– Gabapentin Gyal

Gabapentin is not alone: Young’s Modulus agreed, “More tech is not the answer. Simply cars, lighten them, and make them smaller”

“These [cameras] are already a thing. But massive cars are an epidemic and not everyone looks at cameras. The only way to solve this issue completely is to get rid of unnecessary massive vehicles. They aren’t safe for the driver or pedestrians.” – Maylise Olson

Even if cameras or parking sensors increase visibility, visibility isn’t the only problem caused by tall hoods. Levi Betz made an excellent point, “It’s not just about visibility, it’s also about hood height and the damage that does to a pedestrian.” The IIHS findings are because a pedestrian has a chance to roll up onto the hood of a low car. But they are much more likely to be struck in the head and roll under a tall truck with a high hood.
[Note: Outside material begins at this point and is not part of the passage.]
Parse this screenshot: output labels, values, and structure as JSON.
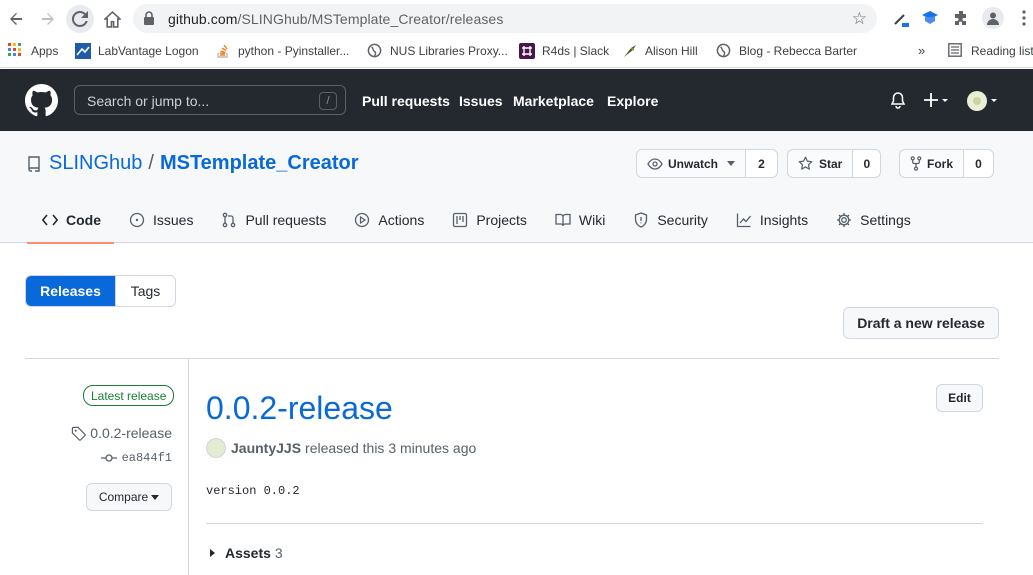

This dramatically increases the chances of pedestrians–especially little ones–dying during a collision.

“Just make dangerously tall hoods with big blindspots in the front of the vehicle illegal. This bloated truck trend has gotten ridiculous and trucks don’t need that giant 6 foot view blocking hood to do their job…I owned a 2002 Tundra. The hood was tall, but nothing like the current generation Tundra/ GM/ Ford/ Ram. Current generation is like pushing a cliff face around town. They don’t need to be 6+ foot tall.”

– O G R E
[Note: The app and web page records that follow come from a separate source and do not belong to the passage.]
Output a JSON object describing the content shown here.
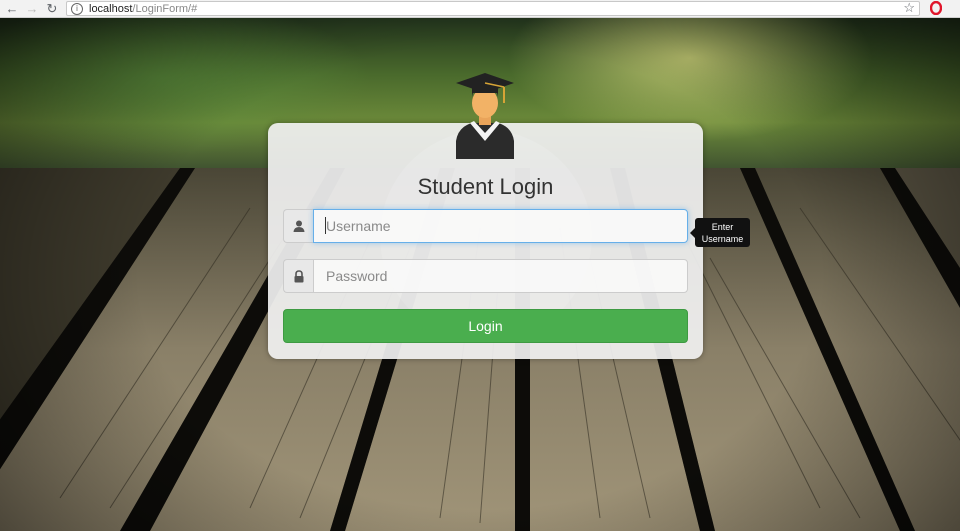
{
  "browser": {
    "url_host": "localhost",
    "url_path": "/LoginForm/#",
    "back_icon": "arrow-left-icon",
    "forward_icon": "arrow-right-icon",
    "reload_icon": "reload-icon",
    "bookmark_icon": "star-icon",
    "extension_icon": "opera-icon"
  },
  "login": {
    "title": "Student Login",
    "username": {
      "placeholder": "Username",
      "value": "",
      "icon": "user-icon"
    },
    "password": {
      "placeholder": "Password",
      "value": "",
      "icon": "lock-icon"
    },
    "submit_label": "Login",
    "tooltip": {
      "line1": "Enter",
      "line2": "Username"
    }
  },
  "colors": {
    "accent": "#4aae4e",
    "focus": "#66afe9"
  }
}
Other users agreed with them. Rivers said, “This is the real solution… No tech needed… Make cars smaller.” Gabapentin Gyal concluded, “There we go, cameras are a Bandaid and expensive…”

Bloated A-Pillars are a complex problem

The interior of a 2025 Ram 1500 pickup truck with A-Pillar limiting visibility
2025 Ram 1500 Tungsten interior | Stellantis

Here’s a puzzling statistic: the chances of a fatal intersection crash involving a left-hand turn are four times higher for trucks. The answer may be the bloated A-Pillars between the windshield and front windows of modern pickup trucks. The pillar closest to the driver’s face creates a blindspot big enough to hide pedestrians.

When I asked Twitter how to solve the problem, MinisterofDOOM said, “There has to be a way to move the curtain airbags somewhere less obstructive.” So I did some research and found that the side curtain airbags usually deploy from above the windows, not the meat of the A-Pillar. The bloated pillars are due to structural issues.

Buckwheat said, “I like my bloated A pillars. Way stronger than the ones on my 90 Dodge.” Preference aside, why are A-Pillars so much bigger?

Jonathan Peterson weighed in: “Roof has to support the weight of the vehicle in case of a rollover. As heavy as cars are now, they’ll never shrink again.” Jil McIntosh is more hopeful vehicles will get smaller: “Reducing needless vehicle height and bulk would be a better idea than adding more technology.”

Even if vehicles of a given segment don’t shrink, drivers may opt for smaller segments (such as trading that SUV in for a wagon). In the electric era, this choice could offer a ton more range. But this may pose another issue.

A vertical A-Pillar, such as the one supporting the windshield on Buckwheat’s 1990 Dodge Ram, does not have to be particularly beefy. Its vertical orientation means that it can easily support the vehicle incase of a rollover. A modern Ram has a slanted windshield to improve aerodynamics. This orientation means that the A-Pillar must be much larger to support the same weight. Electric cars will remain as aerodynamic as possible to maximize range.

Mack Murphy suggested “Blind spot monitoring for A pillars.” We’ll have to wait and see how such a feature would even work and spot pedestrians. But considering the number of deaths, I hope automakers come up with something soon.

Next, find out how one state is fighting pedestrian deaths with a “bloat fee” on big rigs, or learn more about the problems with big truck designs in the video below: